Well, February is nearly over, and while I have gained some insight from the “alcohol-free” experience, I am truly looking forward to enjoying a nice, tall glass of whiskey come the first of March. Between tornadoes, meteorites, a bludgeoning schedule, and terrible personal tragedy, it has been a terrifically humbling month. I’ve found myself at times ready to fling my body onto the ground, prostrate myself, and give it all up for whatever greater deities or demons might be receptive to my entreaties. I have sympathy for the Pope and his decision to become the first Pontiff to resign since the early 15th century.
I’ve given a lot of my energy, in the form of sweat and tears, to the ground – and the ground has helped to wear me out so that my sleep has come relatively easily. Of course this has resulted in a stiff back, sore muscles, and what might be the first indication of a hernia throbbing in my groin. Good times. That being said, I believe the quinoa is sprouting, the garlic is thick and green, and today I snacked on a delicious white radish I pulled from of the soil. If you are an impatient gardener, plant radishes; the tenacious little roots sprout within days, and can be table-ready within sixty days. You can grow them all through the winter and spring; it’s only in the heat of summer that they will tend to bolt before the bulb has a chance to form. While the radishes and garlic are performing wonderfully, I had to give the potatoes and the spinach a pep-talk – no signs of life, yet.
Trish is mad about the new soap opera-esque drama that is the television show, Nashville. In fact, right now she is performing the “bullsh*t” chant as a result of Nashville being pre-empted this evening by a Katie Couric Oscar Special. I’ve caught the show, which combines the country music scene and a scandalous political landscape, a few times, and it is layered with characters and situations that generate tension. Back when I was in school, one of my teachers told me one key to screenwriting was to create tension in every scene. The more tension there is, the more interested the audience will be.

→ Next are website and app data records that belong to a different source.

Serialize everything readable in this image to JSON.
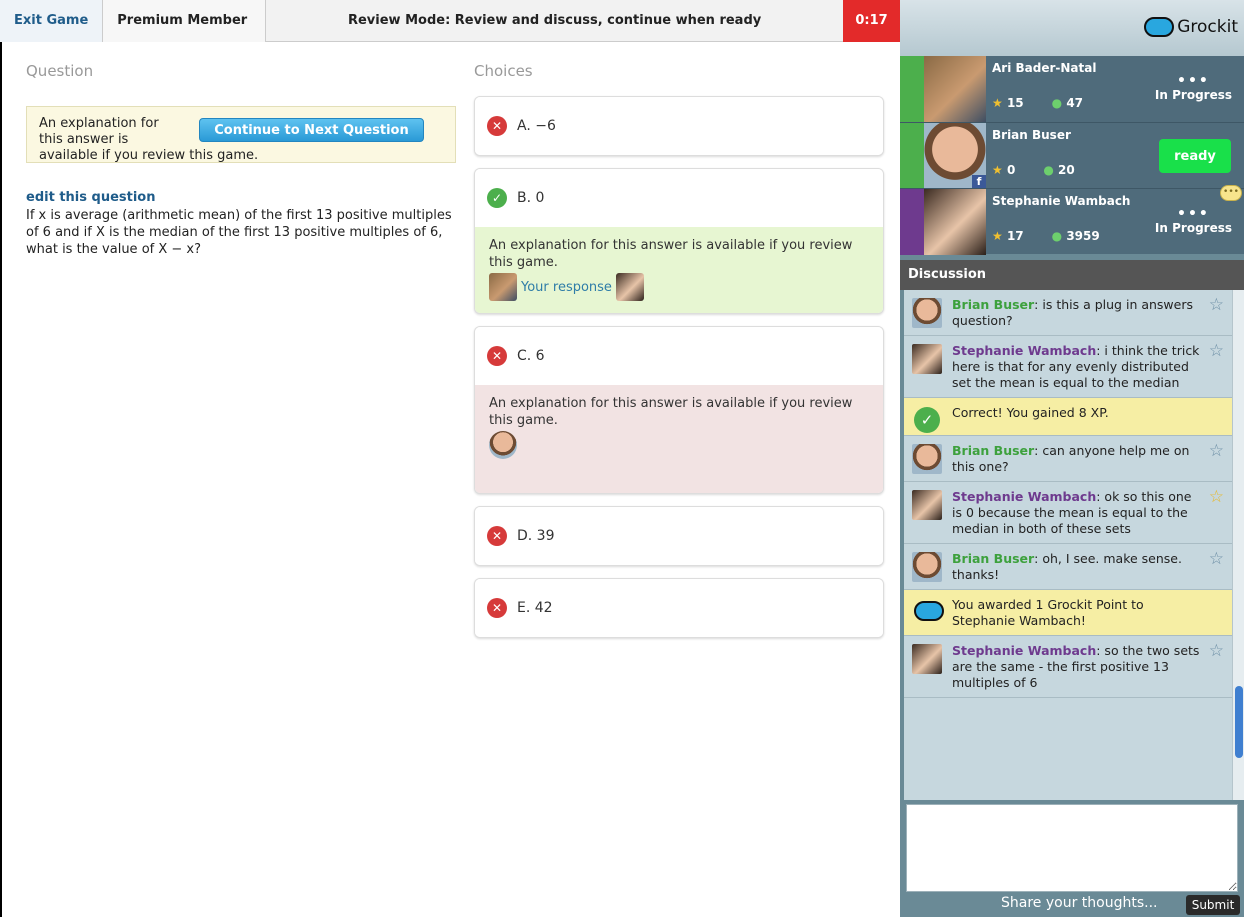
{
  "topbar": {
    "exit_label": "Exit Game",
    "membership": "Premium Member",
    "mode_text": "Review Mode: Review and discuss, continue when ready",
    "timer": "0:17",
    "timer_color": "#e32a2a"
  },
  "question": {
    "heading": "Question",
    "explain_text_1": "An explanation for",
    "explain_text_2": "this answer is",
    "explain_text_3": "available if you review this game.",
    "continue_label": "Continue to Next Question",
    "edit_label": "edit this question",
    "text": "If x is average (arithmetic mean) of the first 13 positive multiples of 6 and if X is the median of the first 13 positive multiples of 6, what is the value of X − x?"
  },
  "choices": {
    "heading": "Choices",
    "items": [
      {
        "label": "A.  −6",
        "status": "wrong"
      },
      {
        "label": "B.  0",
        "status": "correct",
        "explanation": "An explanation for this answer is available if you review this game.",
        "response_label": "Your response"
      },
      {
        "label": "C.  6",
        "status": "wrong",
        "explanation": "An explanation for this answer is available if you review this game."
      },
      {
        "label": "D.  39",
        "status": "wrong"
      },
      {
        "label": "E.  42",
        "status": "wrong"
      }
    ]
  },
  "sidebar": {
    "logo_text": "Grockit",
    "players": [
      {
        "name": "Ari Bader-Natal",
        "stars": "15",
        "points": "47",
        "status": "In Progress",
        "stripe": "#4caf4c"
      },
      {
        "name": "Brian Buser",
        "stars": "0",
        "points": "20",
        "status": "ready",
        "stripe": "#4caf4c"
      },
      {
        "name": "Stephanie Wambach",
        "stars": "17",
        "points": "3959",
        "status": "In Progress",
        "stripe": "#6e3a8e"
      }
    ],
    "discussion_title": "Discussion",
    "messages": [
      {
        "author": "Brian Buser",
        "text": ": is this a plug in answers question?"
      },
      {
        "author": "Stephanie Wambach",
        "text": ": i think the trick here is that for any evenly distributed set the mean is equal to the median"
      },
      {
        "system": "Correct! You gained 8 XP."
      },
      {
        "author": "Brian Buser",
        "text": ": can anyone help me on this one?"
      },
      {
        "author": "Stephanie Wambach",
        "text": ": ok so this one is 0 because the mean is equal to the median in both of these sets"
      },
      {
        "author": "Brian Buser",
        "text": ": oh, I see. make sense. thanks!"
      },
      {
        "system": "You awarded 1 Grockit Point to Stephanie Wambach!"
      },
      {
        "author": "Stephanie Wambach",
        "text": ": so the two sets are the same - the first positive 13 multiples of 6"
      }
    ],
    "share_placeholder": "Share your thoughts...",
    "submit_label": "Submit"
  }
}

Cheesy television shows aside, the city of Nashville will always hold a special place in my heart. It is the city where Trish and I took a formative, week-long “date.” Over the course of the trip we flooded one motel room, bought forty beers for ten dollars at a bar called “the Chute,” made a lot of friends in the process, enjoyed whiskey shots with songwriters in the honky-tonk next to the Country Music Hall of Fame, spent a lot of “quality time” in the bedroom, and by the end of the trip, came to find ourselves officially engaged.